#### Data to use
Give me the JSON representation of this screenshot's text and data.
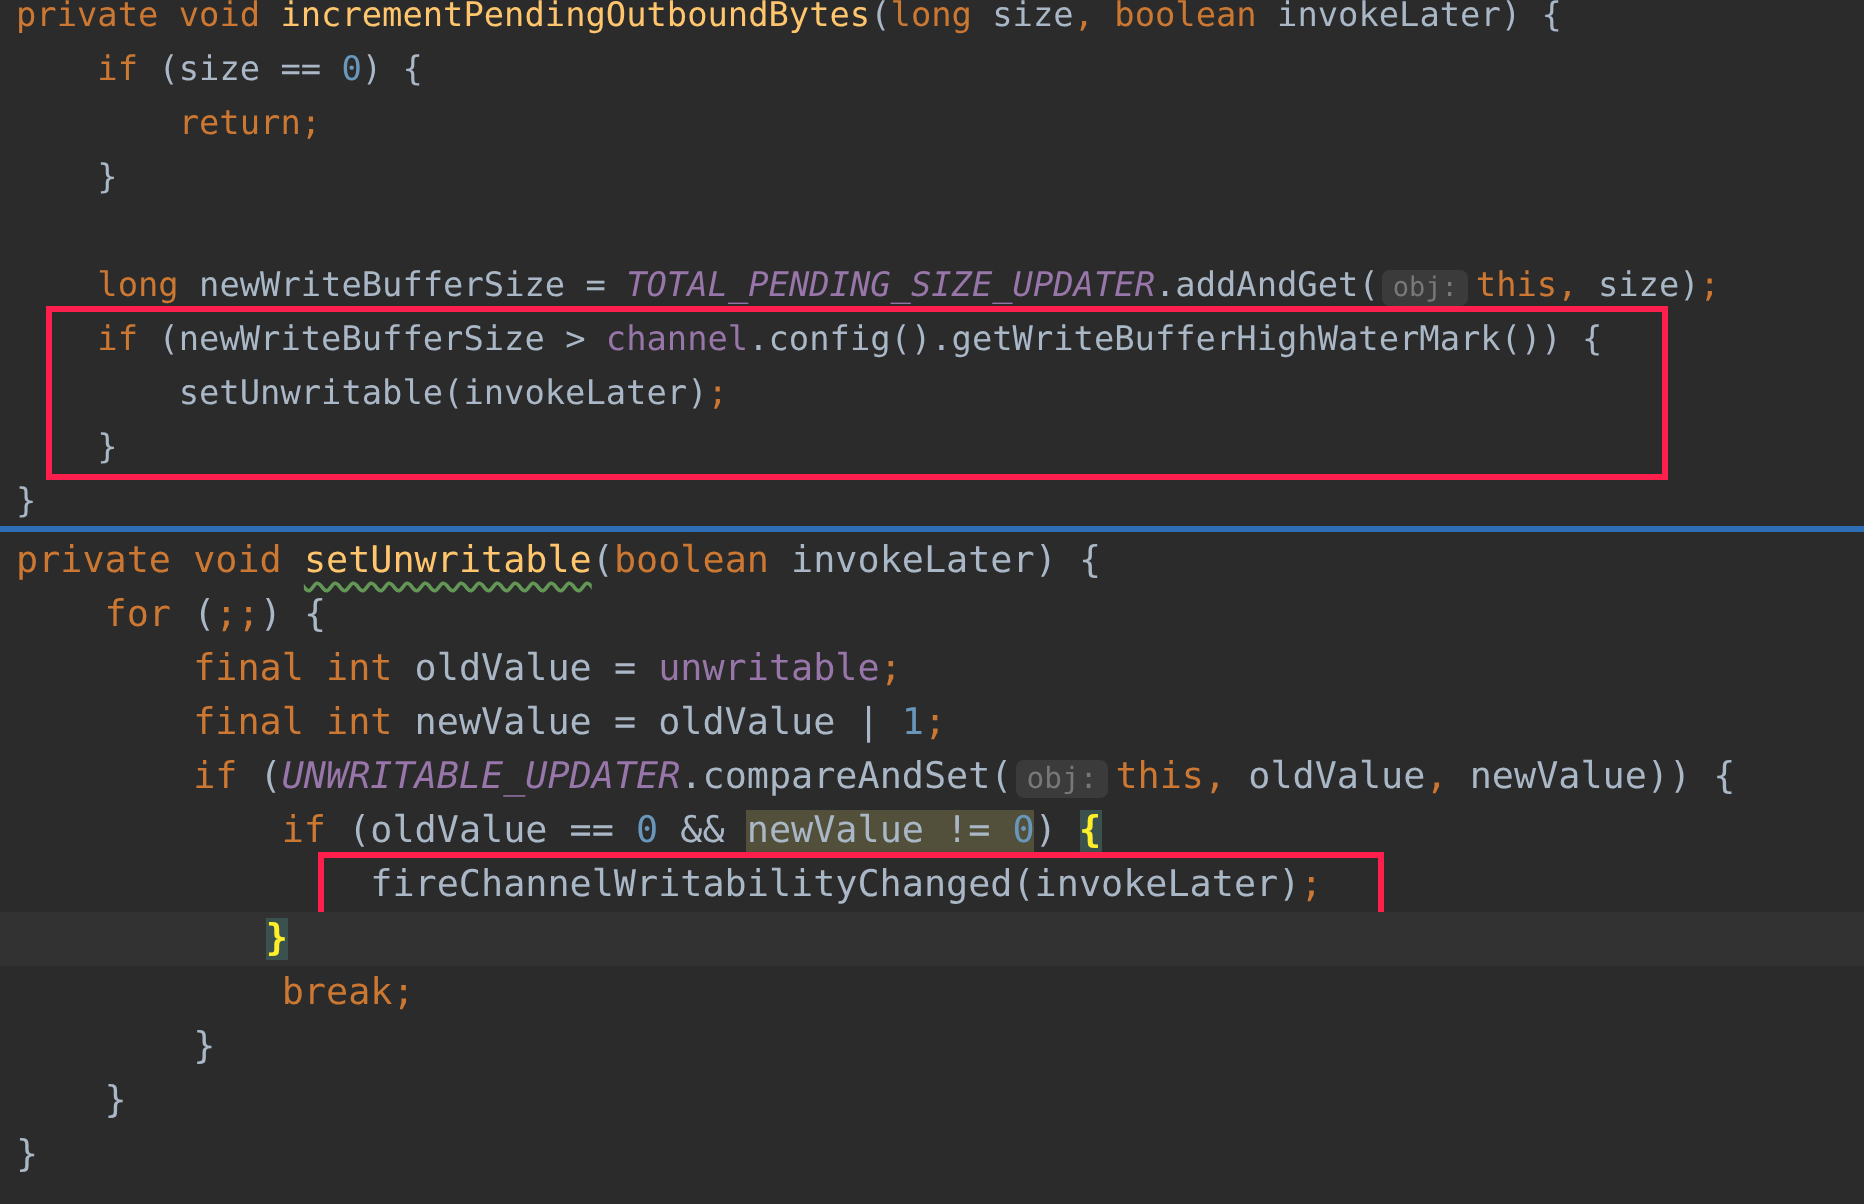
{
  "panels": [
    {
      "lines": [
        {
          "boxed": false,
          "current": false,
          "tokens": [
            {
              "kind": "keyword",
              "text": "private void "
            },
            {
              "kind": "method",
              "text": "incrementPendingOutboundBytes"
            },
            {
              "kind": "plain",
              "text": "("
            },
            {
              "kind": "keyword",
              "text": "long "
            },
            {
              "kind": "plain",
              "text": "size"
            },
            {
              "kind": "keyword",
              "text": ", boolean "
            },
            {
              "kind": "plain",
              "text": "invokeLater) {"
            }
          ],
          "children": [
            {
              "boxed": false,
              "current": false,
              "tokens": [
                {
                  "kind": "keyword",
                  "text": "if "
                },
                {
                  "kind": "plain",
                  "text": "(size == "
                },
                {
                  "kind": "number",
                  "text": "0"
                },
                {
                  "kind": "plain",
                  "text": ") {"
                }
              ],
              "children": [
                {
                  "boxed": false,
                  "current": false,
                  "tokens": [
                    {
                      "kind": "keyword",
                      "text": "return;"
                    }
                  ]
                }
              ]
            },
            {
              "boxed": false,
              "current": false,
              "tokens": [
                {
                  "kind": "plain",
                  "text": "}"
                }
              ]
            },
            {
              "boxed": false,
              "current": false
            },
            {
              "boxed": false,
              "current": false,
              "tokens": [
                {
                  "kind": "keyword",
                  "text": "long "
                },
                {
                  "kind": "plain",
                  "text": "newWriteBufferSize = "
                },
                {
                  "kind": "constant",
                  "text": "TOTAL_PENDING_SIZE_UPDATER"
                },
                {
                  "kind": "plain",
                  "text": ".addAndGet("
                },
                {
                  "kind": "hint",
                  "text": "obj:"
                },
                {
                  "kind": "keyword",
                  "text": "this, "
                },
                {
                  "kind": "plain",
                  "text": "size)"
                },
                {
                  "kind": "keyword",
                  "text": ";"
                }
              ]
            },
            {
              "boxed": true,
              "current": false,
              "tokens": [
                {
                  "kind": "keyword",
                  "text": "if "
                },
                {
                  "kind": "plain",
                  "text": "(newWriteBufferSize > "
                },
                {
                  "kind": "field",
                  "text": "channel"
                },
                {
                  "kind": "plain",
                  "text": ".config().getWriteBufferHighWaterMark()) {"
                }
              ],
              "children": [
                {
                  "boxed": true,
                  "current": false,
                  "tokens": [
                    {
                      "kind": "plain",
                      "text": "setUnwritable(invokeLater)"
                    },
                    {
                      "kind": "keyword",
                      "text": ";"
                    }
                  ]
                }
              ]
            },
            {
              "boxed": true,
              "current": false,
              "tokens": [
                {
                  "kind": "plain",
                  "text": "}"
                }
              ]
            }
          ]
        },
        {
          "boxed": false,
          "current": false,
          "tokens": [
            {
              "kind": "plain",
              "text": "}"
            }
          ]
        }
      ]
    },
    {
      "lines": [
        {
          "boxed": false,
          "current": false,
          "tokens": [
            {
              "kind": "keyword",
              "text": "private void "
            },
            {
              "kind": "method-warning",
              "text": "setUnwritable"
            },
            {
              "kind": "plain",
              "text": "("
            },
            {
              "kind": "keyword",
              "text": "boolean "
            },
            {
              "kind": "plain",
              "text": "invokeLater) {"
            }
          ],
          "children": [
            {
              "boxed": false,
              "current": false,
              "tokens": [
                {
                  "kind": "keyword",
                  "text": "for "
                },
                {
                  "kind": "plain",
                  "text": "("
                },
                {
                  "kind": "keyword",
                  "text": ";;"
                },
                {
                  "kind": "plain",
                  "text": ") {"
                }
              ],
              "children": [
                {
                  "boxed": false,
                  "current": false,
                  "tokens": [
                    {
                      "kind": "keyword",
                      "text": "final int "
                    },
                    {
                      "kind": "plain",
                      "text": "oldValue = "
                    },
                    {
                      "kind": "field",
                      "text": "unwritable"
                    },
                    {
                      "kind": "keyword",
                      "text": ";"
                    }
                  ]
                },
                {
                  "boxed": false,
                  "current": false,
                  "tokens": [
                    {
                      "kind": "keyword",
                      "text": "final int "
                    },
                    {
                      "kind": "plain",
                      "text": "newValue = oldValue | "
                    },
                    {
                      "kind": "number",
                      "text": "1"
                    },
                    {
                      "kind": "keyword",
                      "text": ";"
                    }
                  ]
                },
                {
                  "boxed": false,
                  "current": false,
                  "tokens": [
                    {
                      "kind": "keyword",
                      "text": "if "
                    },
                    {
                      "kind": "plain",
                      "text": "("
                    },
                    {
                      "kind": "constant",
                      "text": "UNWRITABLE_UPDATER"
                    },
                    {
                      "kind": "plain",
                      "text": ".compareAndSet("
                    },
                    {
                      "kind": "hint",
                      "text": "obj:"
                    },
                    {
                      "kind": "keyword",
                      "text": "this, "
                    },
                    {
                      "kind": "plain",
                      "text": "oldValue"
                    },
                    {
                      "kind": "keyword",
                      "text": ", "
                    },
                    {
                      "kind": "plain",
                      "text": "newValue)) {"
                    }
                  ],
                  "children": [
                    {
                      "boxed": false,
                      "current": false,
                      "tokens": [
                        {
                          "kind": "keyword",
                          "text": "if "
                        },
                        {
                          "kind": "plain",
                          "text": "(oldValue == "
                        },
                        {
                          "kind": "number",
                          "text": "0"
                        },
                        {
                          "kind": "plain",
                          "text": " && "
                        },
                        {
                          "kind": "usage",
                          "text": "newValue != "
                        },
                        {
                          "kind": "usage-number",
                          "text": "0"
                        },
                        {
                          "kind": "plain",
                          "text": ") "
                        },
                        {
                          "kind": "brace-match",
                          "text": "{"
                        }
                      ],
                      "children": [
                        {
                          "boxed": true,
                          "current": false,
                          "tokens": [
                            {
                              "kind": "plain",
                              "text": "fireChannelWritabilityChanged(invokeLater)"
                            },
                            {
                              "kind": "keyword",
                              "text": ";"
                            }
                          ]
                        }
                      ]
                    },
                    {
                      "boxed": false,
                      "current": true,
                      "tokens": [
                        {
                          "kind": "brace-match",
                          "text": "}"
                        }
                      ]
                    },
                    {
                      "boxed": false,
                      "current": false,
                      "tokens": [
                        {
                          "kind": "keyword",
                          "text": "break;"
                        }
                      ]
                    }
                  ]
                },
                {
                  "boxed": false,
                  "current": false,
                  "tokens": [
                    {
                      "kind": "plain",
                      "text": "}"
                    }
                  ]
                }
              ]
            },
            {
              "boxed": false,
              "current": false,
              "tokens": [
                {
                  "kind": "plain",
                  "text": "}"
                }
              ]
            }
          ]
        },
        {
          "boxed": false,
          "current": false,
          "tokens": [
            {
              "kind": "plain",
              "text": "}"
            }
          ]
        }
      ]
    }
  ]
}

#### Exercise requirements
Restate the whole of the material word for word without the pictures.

#### Problem solution
Give me the JSON representation of this screenshot's text and data.
{
  "panels": [
    {
      "lines": [
        {
          "boxed": false,
          "current": false,
          "tokens": [
            {
              "kind": "keyword",
              "text": "private void "
            },
            {
              "kind": "method",
              "text": "incrementPendingOutboundBytes"
            },
            {
              "kind": "plain",
              "text": "("
            },
            {
              "kind": "keyword",
              "text": "long "
            },
            {
              "kind": "plain",
              "text": "size"
            },
            {
              "kind": "keyword",
              "text": ", boolean "
            },
            {
              "kind": "plain",
              "text": "invokeLater) {"
            }
          ],
          "children": [
            {
              "boxed": false,
              "current": false,
              "tokens": [
                {
                  "kind": "keyword",
                  "text": "if "
                },
                {
                  "kind": "plain",
                  "text": "(size == "
                },
                {
                  "kind": "number",
                  "text": "0"
                },
                {
                  "kind": "plain",
                  "text": ") {"
                }
              ],
              "children": [
                {
                  "boxed": false,
                  "current": false,
                  "tokens": [
                    {
                      "kind": "keyword",
                      "text": "return;"
                    }
                  ]
                }
              ]
            },
            {
              "boxed": false,
              "current": false,
              "tokens": [
                {
                  "kind": "plain",
                  "text": "}"
                }
              ]
            },
            {
              "boxed": false,
              "current": false
            },
            {
              "boxed": false,
              "current": false,
              "tokens": [
                {
                  "kind": "keyword",
                  "text": "long "
                },
                {
                  "kind": "plain",
                  "text": "newWriteBufferSize = "
                },
                {
                  "kind": "constant",
                  "text": "TOTAL_PENDING_SIZE_UPDATER"
                },
                {
                  "kind": "plain",
                  "text": ".addAndGet("
                },
                {
                  "kind": "hint",
                  "text": "obj:"
                },
                {
                  "kind": "keyword",
                  "text": "this, "
                },
                {
                  "kind": "plain",
                  "text": "size)"
                },
                {
                  "kind": "keyword",
                  "text": ";"
                }
              ]
            },
            {
              "boxed": true,
              "current": false,
              "tokens": [
                {
                  "kind": "keyword",
                  "text": "if "
                },
                {
                  "kind": "plain",
                  "text": "(newWriteBufferSize > "
                },
                {
                  "kind": "field",
                  "text": "channel"
                },
                {
                  "kind": "plain",
                  "text": ".config().getWriteBufferHighWaterMark()) {"
                }
              ],
              "children": [
                {
                  "boxed": true,
                  "current": false,
                  "tokens": [
                    {
                      "kind": "plain",
                      "text": "setUnwritable(invokeLater)"
                    },
                    {
                      "kind": "keyword",
                      "text": ";"
                    }
                  ]
                }
              ]
            },
            {
              "boxed": true,
              "current": false,
              "tokens": [
                {
                  "kind": "plain",
                  "text": "}"
                }
              ]
            }
          ]
        },
        {
          "boxed": false,
          "current": false,
          "tokens": [
            {
              "kind": "plain",
              "text": "}"
            }
          ]
        }
      ]
    },
    {
      "lines": [
        {
          "boxed": false,
          "current": false,
          "tokens": [
            {
              "kind": "keyword",
              "text": "private void "
            },
            {
              "kind": "method-warning",
              "text": "setUnwritable"
            },
            {
              "kind": "plain",
              "text": "("
            },
            {
              "kind": "keyword",
              "text": "boolean "
            },
            {
              "kind": "plain",
              "text": "invokeLater) {"
            }
          ],
          "children": [
            {
              "boxed": false,
              "current": false,
              "tokens": [
                {
                  "kind": "keyword",
                  "text": "for "
                },
                {
                  "kind": "plain",
                  "text": "("
                },
                {
                  "kind": "keyword",
                  "text": ";;"
                },
                {
                  "kind": "plain",
                  "text": ") {"
                }
              ],
              "children": [
                {
                  "boxed": false,
                  "current": false,
                  "tokens": [
                    {
                      "kind": "keyword",
                      "text": "final int "
                    },
                    {
                      "kind": "plain",
                      "text": "oldValue = "
                    },
                    {
                      "kind": "field",
                      "text": "unwritable"
                    },
                    {
                      "kind": "keyword",
                      "text": ";"
                    }
                  ]
                },
                {
                  "boxed": false,
                  "current": false,
                  "tokens": [
                    {
                      "kind": "keyword",
                      "text": "final int "
                    },
                    {
                      "kind": "plain",
                      "text": "newValue = oldValue | "
                    },
                    {
                      "kind": "number",
                      "text": "1"
                    },
                    {
                      "kind": "keyword",
                      "text": ";"
                    }
                  ]
                },
                {
                  "boxed": false,
                  "current": false,
                  "tokens": [
                    {
                      "kind": "keyword",
                      "text": "if "
                    },
                    {
                      "kind": "plain",
                      "text": "("
                    },
                    {
                      "kind": "constant",
                      "text": "UNWRITABLE_UPDATER"
                    },
                    {
                      "kind": "plain",
                      "text": ".compareAndSet("
                    },
                    {
                      "kind": "hint",
                      "text": "obj:"
                    },
                    {
                      "kind": "keyword",
                      "text": "this, "
                    },
                    {
                      "kind": "plain",
                      "text": "oldValue"
                    },
                    {
                      "kind": "keyword",
                      "text": ", "
                    },
                    {
                      "kind": "plain",
                      "text": "newValue)) {"
                    }
                  ],
                  "children": [
                    {
                      "boxed": false,
                      "current": false,
                      "tokens": [
                        {
                          "kind": "keyword",
                          "text": "if "
                        },
                        {
                          "kind": "plain",
                          "text": "(oldValue == "
                        },
                        {
                          "kind": "number",
                          "text": "0"
                        },
                        {
                          "kind": "plain",
                          "text": " && "
                        },
                        {
                          "kind": "usage",
                          "text": "newValue != "
                        },
                        {
                          "kind": "usage-number",
                          "text": "0"
                        },
                        {
                          "kind": "plain",
                          "text": ") "
                        },
                        {
                          "kind": "brace-match",
                          "text": "{"
                        }
                      ],
                      "children": [
                        {
                          "boxed": true,
                          "current": false,
                          "tokens": [
                            {
                              "kind": "plain",
                              "text": "fireChannelWritabilityChanged(invokeLater)"
                            },
                            {
                              "kind": "keyword",
                              "text": ";"
                            }
                          ]
                        }
                      ]
                    },
                    {
                      "boxed": false,
                      "current": true,
                      "tokens": [
                        {
                          "kind": "brace-match",
                          "text": "}"
                        }
                      ]
                    },
                    {
                      "boxed": false,
                      "current": false,
                      "tokens": [
                        {
                          "kind": "keyword",
                          "text": "break;"
                        }
                      ]
                    }
                  ]
                },
                {
                  "boxed": false,
                  "current": false,
                  "tokens": [
                    {
                      "kind": "plain",
                      "text": "}"
                    }
                  ]
                }
              ]
            },
            {
              "boxed": false,
              "current": false,
              "tokens": [
                {
                  "kind": "plain",
                  "text": "}"
                }
              ]
            }
          ]
        },
        {
          "boxed": false,
          "current": false,
          "tokens": [
            {
              "kind": "plain",
              "text": "}"
            }
          ]
        }
      ]
    }
  ]
}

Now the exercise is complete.